Gas turbines for polygeneration? A thermodynamic investigation of a fuel rich gas turbine cycle
Gas turbines as used nowadays are working far in the fuel lean regime, which is most reasonable for mobile applications, since the formation of pollutants and soot are avoided while the temperatures remain low enough to avoid damage of the turbine. However, from a thermodynamic point of view the exergy utilization is far from optimum at such conditions.
For stationary conditions a different approach may be worth a second thought: the use of gas turbines as chemical reactors for hydrogen and carbon monoxide production in combination with power generation and the utilization of the exhaust enthalpy stream. A gas turbine model cycle is analyzed using complex equilibria including radicals and chemical exergies. Chemical exergies were calculated from equilibrating the gas mixtures at different points in each process with a large excess of moist air. Methane was studied as an exemplary fuel.
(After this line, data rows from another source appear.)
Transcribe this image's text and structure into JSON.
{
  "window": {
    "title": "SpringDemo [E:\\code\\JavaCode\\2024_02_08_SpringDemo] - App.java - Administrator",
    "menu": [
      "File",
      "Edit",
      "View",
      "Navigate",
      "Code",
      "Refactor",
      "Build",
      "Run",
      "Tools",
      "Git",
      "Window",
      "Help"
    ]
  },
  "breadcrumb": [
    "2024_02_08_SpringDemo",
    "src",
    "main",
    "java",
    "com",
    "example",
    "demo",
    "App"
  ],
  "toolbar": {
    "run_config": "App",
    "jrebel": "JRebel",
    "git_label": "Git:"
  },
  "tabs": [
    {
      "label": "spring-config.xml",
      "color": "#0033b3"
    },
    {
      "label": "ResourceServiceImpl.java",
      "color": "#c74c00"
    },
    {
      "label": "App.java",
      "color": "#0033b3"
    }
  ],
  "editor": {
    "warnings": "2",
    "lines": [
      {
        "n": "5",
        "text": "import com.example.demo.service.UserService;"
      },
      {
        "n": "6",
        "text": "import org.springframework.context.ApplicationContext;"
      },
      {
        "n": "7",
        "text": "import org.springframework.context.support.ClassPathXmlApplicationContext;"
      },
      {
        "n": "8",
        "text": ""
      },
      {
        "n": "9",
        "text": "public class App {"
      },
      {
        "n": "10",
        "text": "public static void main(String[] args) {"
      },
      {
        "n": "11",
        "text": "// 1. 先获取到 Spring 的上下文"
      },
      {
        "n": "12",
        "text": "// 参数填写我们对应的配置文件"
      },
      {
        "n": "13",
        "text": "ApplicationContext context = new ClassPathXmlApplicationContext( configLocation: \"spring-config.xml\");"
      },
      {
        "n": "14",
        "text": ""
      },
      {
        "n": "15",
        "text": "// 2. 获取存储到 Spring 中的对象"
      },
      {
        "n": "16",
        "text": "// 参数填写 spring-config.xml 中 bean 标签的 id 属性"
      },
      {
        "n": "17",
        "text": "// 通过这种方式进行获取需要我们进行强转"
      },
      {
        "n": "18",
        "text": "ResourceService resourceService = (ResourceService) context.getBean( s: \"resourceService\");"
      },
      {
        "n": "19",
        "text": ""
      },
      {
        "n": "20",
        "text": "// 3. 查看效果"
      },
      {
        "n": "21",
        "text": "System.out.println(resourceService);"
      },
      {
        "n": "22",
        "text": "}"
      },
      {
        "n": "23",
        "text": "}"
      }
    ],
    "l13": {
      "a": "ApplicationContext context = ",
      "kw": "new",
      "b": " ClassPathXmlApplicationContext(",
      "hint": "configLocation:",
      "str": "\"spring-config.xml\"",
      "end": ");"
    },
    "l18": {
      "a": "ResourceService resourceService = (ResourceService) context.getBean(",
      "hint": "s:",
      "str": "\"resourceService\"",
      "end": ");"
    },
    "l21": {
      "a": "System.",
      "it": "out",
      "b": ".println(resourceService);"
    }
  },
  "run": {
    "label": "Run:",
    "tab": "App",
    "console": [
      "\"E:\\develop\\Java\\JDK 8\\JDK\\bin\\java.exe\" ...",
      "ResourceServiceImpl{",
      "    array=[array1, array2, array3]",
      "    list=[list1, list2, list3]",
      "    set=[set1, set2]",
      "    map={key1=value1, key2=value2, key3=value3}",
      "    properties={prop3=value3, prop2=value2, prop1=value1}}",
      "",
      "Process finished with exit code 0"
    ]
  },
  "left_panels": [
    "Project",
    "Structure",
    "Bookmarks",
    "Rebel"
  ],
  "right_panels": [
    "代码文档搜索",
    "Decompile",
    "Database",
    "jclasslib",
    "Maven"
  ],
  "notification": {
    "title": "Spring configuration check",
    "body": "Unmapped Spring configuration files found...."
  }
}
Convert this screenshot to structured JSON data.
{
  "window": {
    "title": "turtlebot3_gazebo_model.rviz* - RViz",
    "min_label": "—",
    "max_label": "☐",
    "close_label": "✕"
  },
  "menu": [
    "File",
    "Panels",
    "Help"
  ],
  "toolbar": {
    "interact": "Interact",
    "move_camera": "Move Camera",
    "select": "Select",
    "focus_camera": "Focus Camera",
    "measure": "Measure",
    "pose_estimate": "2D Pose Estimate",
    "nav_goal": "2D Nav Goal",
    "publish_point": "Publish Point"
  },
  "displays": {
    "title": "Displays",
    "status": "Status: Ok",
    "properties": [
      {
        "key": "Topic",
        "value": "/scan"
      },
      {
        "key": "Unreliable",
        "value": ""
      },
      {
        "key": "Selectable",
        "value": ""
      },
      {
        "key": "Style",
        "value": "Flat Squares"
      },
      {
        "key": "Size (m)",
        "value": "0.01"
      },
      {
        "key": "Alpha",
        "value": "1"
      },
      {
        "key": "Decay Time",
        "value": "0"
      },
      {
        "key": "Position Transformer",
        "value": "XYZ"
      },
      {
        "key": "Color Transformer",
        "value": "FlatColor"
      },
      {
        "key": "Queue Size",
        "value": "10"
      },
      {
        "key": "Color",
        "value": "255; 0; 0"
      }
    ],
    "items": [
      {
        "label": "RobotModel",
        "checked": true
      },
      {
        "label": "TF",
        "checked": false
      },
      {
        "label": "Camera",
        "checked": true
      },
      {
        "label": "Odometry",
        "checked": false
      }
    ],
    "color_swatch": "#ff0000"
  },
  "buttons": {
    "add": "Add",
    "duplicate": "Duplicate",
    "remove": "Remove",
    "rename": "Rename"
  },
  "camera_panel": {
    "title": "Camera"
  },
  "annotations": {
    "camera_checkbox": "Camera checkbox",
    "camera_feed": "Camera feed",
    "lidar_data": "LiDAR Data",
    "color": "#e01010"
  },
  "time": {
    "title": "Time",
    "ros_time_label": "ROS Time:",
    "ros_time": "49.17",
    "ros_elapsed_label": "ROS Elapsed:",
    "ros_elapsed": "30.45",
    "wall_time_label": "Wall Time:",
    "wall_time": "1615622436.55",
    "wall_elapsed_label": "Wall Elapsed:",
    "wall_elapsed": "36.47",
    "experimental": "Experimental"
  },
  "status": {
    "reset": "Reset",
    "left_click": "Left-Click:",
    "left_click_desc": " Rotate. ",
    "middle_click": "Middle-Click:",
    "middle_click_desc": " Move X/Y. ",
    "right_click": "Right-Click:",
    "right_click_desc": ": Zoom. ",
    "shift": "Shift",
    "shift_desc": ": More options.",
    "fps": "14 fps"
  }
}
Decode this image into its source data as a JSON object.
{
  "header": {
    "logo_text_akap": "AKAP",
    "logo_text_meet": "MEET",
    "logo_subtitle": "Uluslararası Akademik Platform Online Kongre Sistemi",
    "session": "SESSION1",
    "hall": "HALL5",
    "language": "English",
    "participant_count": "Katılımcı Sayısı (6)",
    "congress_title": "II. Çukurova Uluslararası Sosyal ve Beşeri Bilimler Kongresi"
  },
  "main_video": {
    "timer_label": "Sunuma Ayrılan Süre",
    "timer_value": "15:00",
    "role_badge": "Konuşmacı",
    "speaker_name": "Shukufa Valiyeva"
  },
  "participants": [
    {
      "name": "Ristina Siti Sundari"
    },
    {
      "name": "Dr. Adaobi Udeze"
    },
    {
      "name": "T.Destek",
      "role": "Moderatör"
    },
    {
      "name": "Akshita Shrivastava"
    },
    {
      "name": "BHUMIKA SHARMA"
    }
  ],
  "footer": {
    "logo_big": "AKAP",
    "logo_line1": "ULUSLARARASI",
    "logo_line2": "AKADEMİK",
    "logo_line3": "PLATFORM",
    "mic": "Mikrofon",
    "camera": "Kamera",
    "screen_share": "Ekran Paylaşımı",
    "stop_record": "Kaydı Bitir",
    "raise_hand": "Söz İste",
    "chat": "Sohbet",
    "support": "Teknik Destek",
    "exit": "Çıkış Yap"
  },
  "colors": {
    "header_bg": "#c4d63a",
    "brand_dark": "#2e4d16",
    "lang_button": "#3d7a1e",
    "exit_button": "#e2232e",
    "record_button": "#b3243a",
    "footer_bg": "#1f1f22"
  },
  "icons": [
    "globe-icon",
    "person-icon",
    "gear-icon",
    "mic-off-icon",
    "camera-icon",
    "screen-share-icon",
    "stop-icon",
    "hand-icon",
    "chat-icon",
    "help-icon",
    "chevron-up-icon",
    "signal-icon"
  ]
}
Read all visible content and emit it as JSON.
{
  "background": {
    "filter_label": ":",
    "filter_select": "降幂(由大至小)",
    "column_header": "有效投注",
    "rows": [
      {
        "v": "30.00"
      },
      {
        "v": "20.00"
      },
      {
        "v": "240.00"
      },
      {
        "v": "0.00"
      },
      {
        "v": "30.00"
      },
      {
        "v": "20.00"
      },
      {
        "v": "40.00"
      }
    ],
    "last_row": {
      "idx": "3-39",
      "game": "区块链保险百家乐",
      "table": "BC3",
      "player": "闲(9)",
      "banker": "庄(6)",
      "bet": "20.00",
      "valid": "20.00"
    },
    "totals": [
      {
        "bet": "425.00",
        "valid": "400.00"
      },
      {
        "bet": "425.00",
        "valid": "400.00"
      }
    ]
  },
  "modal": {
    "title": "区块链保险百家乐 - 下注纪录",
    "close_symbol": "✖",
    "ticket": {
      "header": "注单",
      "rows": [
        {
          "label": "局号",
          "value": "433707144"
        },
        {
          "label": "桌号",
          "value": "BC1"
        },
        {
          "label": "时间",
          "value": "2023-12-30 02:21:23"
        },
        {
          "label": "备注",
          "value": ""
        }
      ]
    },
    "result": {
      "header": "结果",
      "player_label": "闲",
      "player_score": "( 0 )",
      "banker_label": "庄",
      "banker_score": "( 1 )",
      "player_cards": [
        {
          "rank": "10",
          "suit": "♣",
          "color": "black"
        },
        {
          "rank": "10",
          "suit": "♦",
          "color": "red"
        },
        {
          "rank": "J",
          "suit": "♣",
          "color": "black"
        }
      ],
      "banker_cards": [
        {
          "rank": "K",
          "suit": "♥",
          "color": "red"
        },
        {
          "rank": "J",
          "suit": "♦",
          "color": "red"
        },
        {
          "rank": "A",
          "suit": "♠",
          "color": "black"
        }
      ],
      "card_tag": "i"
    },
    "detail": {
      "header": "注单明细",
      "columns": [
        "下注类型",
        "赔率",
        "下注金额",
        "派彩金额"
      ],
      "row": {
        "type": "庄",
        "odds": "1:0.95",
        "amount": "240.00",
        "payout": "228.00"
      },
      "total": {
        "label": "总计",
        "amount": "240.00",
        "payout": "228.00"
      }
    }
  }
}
Comparing the exergy losses of the idealized gas turbine process, the losses for the fuel rich stoichiometry are lower than at the lean stoichiometry used in gas turbines nowadays. The exact values of the exergetic efficiency depend on the pressure ratio, which was studied in the range of 10 to 30. The hydrogen to carbon monoxide ratio would be typically near 2.2, while the adiabatic flame temperature would be in a range which either would cause no damage to typical gas turbines or could be handled with carbon fiber reinforced carbon. The composition of the gases is likely to change within the turbine, where temperature and enthalpy drops. This was considered in additional calculations where chemical equilibration of the gas mixture in the turbine is considered. The possibility to combine a partial oxidation with an energy conversion process and thus produce syngas mixtures would add an additional flexibility to the gas turbine process, which is worth consideration.